*** Block opens ***

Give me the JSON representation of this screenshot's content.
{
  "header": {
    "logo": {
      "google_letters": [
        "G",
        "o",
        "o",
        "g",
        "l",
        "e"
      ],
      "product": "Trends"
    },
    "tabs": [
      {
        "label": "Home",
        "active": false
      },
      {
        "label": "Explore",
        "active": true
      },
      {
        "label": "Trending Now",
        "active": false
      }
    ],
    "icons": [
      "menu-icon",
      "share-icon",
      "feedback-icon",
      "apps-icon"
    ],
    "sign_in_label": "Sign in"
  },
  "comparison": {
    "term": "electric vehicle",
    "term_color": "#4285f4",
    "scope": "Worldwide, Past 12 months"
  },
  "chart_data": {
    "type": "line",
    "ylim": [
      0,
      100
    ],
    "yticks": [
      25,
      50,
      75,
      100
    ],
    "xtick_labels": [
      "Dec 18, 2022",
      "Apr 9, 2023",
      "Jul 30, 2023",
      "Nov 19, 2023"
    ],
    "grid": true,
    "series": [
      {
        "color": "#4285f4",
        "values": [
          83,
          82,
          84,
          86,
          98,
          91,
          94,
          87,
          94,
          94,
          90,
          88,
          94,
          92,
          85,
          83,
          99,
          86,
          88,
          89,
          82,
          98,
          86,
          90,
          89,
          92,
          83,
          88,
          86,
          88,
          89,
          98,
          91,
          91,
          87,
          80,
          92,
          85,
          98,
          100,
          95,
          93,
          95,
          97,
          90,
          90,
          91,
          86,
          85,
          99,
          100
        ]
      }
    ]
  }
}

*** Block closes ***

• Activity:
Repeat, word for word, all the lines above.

• Response:
Give me the JSON representation of this screenshot's content.
{
  "header": {
    "logo": {
      "google_letters": [
        "G",
        "o",
        "o",
        "g",
        "l",
        "e"
      ],
      "product": "Trends"
    },
    "tabs": [
      {
        "label": "Home",
        "active": false
      },
      {
        "label": "Explore",
        "active": true
      },
      {
        "label": "Trending Now",
        "active": false
      }
    ],
    "icons": [
      "menu-icon",
      "share-icon",
      "feedback-icon",
      "apps-icon"
    ],
    "sign_in_label": "Sign in"
  },
  "comparison": {
    "term": "electric vehicle",
    "term_color": "#4285f4",
    "scope": "Worldwide, Past 12 months"
  },
  "chart_data": {
    "type": "line",
    "ylim": [
      0,
      100
    ],
    "yticks": [
      25,
      50,
      75,
      100
    ],
    "xtick_labels": [
      "Dec 18, 2022",
      "Apr 9, 2023",
      "Jul 30, 2023",
      "Nov 19, 2023"
    ],
    "grid": true,
    "series": [
      {
        "color": "#4285f4",
        "values": [
          83,
          82,
          84,
          86,
          98,
          91,
          94,
          87,
          94,
          94,
          90,
          88,
          94,
          92,
          85,
          83,
          99,
          86,
          88,
          89,
          82,
          98,
          86,
          90,
          89,
          92,
          83,
          88,
          86,
          88,
          89,
          98,
          91,
          91,
          87,
          80,
          92,
          85,
          98,
          100,
          95,
          93,
          95,
          97,
          90,
          90,
          91,
          86,
          85,
          99,
          100
        ]
      }
    ]
  }
}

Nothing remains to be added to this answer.